* EXERCISE GOAL *
Return a copy of each line in the listing that includes the word "XAUUSD".

* MATERIALS PROVIDED *
--

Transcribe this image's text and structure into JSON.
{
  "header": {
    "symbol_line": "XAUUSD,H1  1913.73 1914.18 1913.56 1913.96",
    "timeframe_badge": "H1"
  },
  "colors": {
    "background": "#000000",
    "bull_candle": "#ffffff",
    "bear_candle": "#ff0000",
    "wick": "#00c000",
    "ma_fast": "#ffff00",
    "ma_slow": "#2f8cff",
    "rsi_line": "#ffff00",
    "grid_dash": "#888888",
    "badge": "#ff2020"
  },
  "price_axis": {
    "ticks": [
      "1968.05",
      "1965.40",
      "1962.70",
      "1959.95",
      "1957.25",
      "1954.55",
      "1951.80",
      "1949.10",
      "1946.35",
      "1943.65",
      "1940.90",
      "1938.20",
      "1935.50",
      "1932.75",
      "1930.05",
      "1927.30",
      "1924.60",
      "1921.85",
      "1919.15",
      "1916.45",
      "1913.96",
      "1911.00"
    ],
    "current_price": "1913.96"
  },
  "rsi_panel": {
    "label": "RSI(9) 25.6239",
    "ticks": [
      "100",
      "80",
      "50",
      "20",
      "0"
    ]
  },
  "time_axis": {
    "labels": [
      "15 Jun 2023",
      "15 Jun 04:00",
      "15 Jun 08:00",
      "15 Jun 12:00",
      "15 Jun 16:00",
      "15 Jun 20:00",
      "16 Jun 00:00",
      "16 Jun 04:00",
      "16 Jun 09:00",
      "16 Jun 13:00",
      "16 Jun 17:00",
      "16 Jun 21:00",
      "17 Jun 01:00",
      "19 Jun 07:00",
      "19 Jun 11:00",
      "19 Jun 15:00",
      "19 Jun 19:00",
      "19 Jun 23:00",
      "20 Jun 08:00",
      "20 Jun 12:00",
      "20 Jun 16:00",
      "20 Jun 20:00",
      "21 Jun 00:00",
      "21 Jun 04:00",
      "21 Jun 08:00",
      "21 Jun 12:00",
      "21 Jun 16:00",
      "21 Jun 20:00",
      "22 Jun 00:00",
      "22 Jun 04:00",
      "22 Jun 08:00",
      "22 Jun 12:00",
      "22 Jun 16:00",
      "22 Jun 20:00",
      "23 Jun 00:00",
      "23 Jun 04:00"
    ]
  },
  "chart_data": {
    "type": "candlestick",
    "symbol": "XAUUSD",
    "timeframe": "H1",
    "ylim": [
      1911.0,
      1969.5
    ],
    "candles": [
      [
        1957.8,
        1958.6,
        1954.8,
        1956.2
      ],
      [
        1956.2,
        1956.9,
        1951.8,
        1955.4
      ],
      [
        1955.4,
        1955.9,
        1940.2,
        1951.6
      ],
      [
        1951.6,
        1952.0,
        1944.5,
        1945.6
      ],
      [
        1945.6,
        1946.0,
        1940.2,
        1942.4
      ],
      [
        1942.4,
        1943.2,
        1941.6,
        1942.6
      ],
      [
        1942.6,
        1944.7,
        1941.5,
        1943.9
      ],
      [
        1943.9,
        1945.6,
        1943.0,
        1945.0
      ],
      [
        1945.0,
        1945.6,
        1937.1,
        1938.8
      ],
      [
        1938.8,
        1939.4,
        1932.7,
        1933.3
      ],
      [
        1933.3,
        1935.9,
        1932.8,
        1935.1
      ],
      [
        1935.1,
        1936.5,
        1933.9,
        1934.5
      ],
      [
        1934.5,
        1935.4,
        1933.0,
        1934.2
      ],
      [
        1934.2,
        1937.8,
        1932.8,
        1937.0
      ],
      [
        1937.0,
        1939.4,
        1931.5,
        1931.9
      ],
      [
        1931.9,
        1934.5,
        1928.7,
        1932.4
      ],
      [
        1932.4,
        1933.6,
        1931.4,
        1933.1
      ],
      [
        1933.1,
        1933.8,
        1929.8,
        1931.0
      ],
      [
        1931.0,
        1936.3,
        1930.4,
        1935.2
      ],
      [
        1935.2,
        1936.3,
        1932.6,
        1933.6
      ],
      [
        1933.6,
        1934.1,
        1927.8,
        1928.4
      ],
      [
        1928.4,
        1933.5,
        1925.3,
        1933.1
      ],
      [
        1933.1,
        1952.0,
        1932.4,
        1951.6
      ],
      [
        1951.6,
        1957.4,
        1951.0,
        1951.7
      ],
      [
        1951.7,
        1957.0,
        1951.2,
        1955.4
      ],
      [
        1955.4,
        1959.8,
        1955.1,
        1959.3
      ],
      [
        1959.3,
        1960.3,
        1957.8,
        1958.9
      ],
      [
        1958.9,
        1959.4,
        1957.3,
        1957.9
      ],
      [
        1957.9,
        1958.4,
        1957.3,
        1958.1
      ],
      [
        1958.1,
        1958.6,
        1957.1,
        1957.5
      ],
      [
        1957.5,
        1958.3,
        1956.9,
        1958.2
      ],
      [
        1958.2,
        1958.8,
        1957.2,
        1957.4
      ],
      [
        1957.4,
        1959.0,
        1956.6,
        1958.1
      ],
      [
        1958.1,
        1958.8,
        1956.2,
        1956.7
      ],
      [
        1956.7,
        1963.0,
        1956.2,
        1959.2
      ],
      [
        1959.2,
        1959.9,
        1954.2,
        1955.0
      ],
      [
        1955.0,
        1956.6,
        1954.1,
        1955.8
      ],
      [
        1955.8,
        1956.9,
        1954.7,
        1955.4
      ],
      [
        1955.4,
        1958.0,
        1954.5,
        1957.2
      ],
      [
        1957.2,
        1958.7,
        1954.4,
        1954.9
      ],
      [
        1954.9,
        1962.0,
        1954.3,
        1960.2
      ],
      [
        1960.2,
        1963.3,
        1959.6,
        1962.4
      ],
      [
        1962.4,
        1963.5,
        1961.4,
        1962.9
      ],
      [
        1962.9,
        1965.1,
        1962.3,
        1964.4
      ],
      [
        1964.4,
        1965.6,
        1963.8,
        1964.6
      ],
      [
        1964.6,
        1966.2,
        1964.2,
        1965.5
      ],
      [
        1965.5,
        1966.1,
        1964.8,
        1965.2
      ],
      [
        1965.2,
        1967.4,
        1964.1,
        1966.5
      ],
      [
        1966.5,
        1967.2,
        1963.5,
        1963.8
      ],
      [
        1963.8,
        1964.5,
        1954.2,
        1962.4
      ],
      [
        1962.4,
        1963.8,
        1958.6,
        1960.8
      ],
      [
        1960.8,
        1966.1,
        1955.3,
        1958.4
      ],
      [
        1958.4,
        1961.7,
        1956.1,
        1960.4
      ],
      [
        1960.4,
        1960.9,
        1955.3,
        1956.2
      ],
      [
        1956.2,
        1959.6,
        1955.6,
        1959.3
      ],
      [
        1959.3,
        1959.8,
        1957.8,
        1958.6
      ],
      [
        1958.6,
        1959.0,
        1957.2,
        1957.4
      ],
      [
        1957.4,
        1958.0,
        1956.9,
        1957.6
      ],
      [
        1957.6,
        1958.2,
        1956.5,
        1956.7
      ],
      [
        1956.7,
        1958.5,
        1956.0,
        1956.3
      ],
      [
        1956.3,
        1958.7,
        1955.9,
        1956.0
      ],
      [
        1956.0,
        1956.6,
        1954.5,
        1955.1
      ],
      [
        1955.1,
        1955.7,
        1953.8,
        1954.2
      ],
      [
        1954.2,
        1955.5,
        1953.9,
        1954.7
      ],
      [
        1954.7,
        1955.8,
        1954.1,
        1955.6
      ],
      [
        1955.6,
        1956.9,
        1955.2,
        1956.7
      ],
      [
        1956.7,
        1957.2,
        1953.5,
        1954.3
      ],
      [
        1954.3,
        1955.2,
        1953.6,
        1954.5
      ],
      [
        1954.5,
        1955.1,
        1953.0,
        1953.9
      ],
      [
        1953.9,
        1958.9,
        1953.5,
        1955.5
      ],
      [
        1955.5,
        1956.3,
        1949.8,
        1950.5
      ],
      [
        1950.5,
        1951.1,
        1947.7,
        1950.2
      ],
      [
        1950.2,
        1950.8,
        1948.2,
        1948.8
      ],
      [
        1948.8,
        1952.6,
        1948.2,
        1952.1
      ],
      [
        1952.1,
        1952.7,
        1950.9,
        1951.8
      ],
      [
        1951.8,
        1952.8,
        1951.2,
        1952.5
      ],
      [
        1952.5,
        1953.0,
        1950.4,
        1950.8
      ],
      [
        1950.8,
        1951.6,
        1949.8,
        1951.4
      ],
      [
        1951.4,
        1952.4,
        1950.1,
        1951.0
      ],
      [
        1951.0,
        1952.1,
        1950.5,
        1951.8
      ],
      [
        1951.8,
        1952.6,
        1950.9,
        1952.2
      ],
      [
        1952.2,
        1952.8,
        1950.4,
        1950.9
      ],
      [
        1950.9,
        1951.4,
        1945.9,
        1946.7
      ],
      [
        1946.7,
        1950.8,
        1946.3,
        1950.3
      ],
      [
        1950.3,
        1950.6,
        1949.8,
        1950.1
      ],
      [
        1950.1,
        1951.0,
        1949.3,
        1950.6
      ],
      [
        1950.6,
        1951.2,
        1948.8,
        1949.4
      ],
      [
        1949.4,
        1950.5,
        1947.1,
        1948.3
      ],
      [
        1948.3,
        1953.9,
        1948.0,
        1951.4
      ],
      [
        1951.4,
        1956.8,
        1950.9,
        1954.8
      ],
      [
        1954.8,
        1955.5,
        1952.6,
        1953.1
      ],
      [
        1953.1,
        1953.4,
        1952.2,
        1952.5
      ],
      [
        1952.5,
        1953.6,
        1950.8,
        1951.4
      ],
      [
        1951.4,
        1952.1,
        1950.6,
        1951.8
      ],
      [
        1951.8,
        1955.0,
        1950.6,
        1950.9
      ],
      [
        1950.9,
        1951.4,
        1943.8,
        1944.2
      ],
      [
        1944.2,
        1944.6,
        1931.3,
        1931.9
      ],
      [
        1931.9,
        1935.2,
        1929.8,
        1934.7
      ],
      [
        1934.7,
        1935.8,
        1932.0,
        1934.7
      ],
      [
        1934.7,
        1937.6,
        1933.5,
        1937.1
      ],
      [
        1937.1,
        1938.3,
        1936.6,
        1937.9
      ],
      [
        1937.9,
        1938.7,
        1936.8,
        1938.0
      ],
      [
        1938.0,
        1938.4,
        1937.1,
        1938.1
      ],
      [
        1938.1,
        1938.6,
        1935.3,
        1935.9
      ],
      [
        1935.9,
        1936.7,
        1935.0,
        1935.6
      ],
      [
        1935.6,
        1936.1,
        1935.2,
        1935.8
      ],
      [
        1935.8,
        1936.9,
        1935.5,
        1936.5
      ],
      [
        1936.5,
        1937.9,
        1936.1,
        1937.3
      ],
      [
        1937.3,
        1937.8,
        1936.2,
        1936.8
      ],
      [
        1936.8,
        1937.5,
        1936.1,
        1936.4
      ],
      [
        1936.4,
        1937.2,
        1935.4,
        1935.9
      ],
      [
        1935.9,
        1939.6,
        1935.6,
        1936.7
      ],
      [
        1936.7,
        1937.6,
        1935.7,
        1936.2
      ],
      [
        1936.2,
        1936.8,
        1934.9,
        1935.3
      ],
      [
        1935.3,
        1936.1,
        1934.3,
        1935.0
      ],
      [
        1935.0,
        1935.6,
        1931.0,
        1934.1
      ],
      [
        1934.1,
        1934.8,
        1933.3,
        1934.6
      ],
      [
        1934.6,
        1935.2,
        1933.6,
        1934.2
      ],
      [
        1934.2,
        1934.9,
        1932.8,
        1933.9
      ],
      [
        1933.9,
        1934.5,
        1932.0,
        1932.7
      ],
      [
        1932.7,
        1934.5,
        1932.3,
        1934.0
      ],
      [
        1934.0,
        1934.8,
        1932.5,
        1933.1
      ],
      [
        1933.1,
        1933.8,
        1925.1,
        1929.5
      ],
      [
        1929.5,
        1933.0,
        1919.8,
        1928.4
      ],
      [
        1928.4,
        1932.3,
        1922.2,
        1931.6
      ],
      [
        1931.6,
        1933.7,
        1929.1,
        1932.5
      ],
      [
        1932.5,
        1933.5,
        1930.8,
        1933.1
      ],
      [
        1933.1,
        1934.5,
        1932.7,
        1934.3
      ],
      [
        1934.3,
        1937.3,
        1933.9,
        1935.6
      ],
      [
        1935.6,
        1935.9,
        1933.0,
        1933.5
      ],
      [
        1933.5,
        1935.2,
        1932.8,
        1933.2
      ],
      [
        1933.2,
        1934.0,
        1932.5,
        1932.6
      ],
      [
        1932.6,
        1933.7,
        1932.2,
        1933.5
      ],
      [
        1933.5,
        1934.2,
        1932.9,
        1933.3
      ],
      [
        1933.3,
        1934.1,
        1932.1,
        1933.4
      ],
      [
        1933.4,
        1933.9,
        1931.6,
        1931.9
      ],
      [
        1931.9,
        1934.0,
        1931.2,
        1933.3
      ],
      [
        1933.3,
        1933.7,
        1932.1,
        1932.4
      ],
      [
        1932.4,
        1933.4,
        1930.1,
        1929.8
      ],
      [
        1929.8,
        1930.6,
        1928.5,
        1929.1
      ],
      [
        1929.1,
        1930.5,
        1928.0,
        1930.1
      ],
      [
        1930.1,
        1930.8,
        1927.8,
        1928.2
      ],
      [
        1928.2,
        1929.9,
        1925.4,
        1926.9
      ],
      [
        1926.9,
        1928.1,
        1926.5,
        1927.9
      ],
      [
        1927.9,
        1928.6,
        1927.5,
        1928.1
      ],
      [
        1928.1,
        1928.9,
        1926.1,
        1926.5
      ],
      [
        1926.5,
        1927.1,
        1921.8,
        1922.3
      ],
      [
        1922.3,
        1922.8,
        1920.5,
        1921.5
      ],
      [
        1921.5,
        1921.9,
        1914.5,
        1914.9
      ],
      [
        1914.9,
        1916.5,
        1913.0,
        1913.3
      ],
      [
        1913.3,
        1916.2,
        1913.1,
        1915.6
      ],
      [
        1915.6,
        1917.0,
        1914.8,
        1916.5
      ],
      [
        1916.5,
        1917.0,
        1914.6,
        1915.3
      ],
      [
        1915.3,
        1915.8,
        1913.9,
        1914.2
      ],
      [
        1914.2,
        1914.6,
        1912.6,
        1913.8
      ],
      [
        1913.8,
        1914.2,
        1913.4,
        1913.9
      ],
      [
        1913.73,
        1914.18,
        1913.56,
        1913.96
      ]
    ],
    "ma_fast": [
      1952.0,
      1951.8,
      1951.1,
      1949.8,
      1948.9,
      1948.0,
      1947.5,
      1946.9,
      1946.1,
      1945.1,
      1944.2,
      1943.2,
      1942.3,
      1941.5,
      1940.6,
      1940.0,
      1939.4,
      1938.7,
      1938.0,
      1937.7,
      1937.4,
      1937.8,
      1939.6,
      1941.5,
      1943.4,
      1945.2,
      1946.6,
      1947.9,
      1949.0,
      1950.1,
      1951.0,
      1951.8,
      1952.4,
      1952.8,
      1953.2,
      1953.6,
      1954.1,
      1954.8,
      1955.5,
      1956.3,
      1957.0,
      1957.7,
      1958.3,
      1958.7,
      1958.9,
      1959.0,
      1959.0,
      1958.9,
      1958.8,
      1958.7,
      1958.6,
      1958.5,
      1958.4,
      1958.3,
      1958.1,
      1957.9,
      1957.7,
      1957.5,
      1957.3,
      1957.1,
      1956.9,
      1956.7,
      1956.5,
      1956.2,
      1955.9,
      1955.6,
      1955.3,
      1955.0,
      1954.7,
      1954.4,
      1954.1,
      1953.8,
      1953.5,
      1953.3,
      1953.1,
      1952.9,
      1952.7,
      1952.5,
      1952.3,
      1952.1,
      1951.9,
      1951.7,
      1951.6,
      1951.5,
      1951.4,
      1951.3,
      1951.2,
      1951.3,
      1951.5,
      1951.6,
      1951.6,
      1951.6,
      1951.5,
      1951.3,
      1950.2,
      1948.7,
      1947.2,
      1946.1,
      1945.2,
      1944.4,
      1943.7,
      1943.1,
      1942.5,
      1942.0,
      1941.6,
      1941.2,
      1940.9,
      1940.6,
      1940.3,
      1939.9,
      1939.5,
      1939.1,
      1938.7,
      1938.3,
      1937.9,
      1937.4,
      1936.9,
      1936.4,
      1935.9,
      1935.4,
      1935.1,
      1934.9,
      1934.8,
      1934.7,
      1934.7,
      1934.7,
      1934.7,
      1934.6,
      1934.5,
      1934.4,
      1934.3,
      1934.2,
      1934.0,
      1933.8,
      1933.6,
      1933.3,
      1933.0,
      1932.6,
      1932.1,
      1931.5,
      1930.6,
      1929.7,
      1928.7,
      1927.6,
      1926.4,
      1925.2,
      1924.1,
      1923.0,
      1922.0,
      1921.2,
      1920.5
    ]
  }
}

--

* SOLUTION FOR THIS PROBLEM *
    "symbol_line": "XAUUSD,H1  1913.73 1914.18 1913.56 1913.96",
    "symbol": "XAUUSD",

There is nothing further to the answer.